*** Opening Source data ***

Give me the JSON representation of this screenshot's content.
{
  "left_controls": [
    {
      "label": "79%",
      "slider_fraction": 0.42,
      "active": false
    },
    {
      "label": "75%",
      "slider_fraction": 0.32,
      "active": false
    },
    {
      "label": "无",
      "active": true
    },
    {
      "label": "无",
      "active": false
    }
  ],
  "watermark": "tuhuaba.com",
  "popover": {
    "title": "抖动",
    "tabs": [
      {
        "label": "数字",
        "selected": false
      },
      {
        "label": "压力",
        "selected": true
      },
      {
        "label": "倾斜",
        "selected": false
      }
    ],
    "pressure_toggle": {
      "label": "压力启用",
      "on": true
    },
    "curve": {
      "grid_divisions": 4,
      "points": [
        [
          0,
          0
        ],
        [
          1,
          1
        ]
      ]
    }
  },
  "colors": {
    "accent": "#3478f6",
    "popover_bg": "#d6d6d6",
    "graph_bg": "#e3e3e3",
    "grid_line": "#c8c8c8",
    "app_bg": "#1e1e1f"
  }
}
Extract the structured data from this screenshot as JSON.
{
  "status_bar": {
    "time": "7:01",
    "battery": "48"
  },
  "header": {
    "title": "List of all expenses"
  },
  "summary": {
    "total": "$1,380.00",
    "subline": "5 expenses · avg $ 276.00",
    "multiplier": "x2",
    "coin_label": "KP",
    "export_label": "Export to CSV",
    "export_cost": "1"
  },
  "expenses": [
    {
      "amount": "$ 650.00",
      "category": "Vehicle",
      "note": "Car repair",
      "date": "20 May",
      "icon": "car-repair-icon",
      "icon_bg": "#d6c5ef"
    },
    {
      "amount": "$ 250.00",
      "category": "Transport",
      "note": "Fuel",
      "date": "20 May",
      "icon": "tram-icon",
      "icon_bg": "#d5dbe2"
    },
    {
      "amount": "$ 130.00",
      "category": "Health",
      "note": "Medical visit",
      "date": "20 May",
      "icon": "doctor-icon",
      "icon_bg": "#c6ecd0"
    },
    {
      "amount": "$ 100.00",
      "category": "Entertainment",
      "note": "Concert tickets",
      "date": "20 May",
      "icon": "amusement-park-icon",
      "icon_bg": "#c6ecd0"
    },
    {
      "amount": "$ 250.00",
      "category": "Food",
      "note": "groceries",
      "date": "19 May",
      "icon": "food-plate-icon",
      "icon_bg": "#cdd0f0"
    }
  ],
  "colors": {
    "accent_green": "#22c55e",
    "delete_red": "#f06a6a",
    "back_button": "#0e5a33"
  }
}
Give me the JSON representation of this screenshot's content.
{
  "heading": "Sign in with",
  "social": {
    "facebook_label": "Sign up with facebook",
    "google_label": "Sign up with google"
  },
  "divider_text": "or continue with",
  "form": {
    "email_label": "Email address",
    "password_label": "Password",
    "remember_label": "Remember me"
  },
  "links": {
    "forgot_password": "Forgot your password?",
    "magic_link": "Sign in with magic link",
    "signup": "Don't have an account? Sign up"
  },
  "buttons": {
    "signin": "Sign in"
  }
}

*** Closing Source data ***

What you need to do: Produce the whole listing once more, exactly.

Solution for this exercise:
Give me the JSON representation of this screenshot's content.
{
  "left_controls": [
    {
      "label": "79%",
      "slider_fraction": 0.42,
      "active": false
    },
    {
      "label": "75%",
      "slider_fraction": 0.32,
      "active": false
    },
    {
      "label": "无",
      "active": true
    },
    {
      "label": "无",
      "active": false
    }
  ],
  "watermark": "tuhuaba.com",
  "popover": {
    "title": "抖动",
    "tabs": [
      {
        "label": "数字",
        "selected": false
      },
      {
        "label": "压力",
        "selected": true
      },
      {
        "label": "倾斜",
        "selected": false
      }
    ],
    "pressure_toggle": {
      "label": "压力启用",
      "on": true
    },
    "curve": {
      "grid_divisions": 4,
      "points": [
        [
          0,
          0
        ],
        [
          1,
          1
        ]
      ]
    }
  },
  "colors": {
    "accent": "#3478f6",
    "popover_bg": "#d6d6d6",
    "graph_bg": "#e3e3e3",
    "grid_line": "#c8c8c8",
    "app_bg": "#1e1e1f"
  }
}
Extract the structured data from this screenshot as JSON.
{
  "status_bar": {
    "time": "7:01",
    "battery": "48"
  },
  "header": {
    "title": "List of all expenses"
  },
  "summary": {
    "total": "$1,380.00",
    "subline": "5 expenses · avg $ 276.00",
    "multiplier": "x2",
    "coin_label": "KP",
    "export_label": "Export to CSV",
    "export_cost": "1"
  },
  "expenses": [
    {
      "amount": "$ 650.00",
      "category": "Vehicle",
      "note": "Car repair",
      "date": "20 May",
      "icon": "car-repair-icon",
      "icon_bg": "#d6c5ef"
    },
    {
      "amount": "$ 250.00",
      "category": "Transport",
      "note": "Fuel",
      "date": "20 May",
      "icon": "tram-icon",
      "icon_bg": "#d5dbe2"
    },
    {
      "amount": "$ 130.00",
      "category": "Health",
      "note": "Medical visit",
      "date": "20 May",
      "icon": "doctor-icon",
      "icon_bg": "#c6ecd0"
    },
    {
      "amount": "$ 100.00",
      "category": "Entertainment",
      "note": "Concert tickets",
      "date": "20 May",
      "icon": "amusement-park-icon",
      "icon_bg": "#c6ecd0"
    },
    {
      "amount": "$ 250.00",
      "category": "Food",
      "note": "groceries",
      "date": "19 May",
      "icon": "food-plate-icon",
      "icon_bg": "#cdd0f0"
    }
  ],
  "colors": {
    "accent_green": "#22c55e",
    "delete_red": "#f06a6a",
    "back_button": "#0e5a33"
  }
}
Give me the JSON representation of this screenshot's content.
{
  "heading": "Sign in with",
  "social": {
    "facebook_label": "Sign up with facebook",
    "google_label": "Sign up with google"
  },
  "divider_text": "or continue with",
  "form": {
    "email_label": "Email address",
    "password_label": "Password",
    "remember_label": "Remember me"
  },
  "links": {
    "forgot_password": "Forgot your password?",
    "magic_link": "Sign in with magic link",
    "signup": "Don't have an account? Sign up"
  },
  "buttons": {
    "signin": "Sign in"
  }
}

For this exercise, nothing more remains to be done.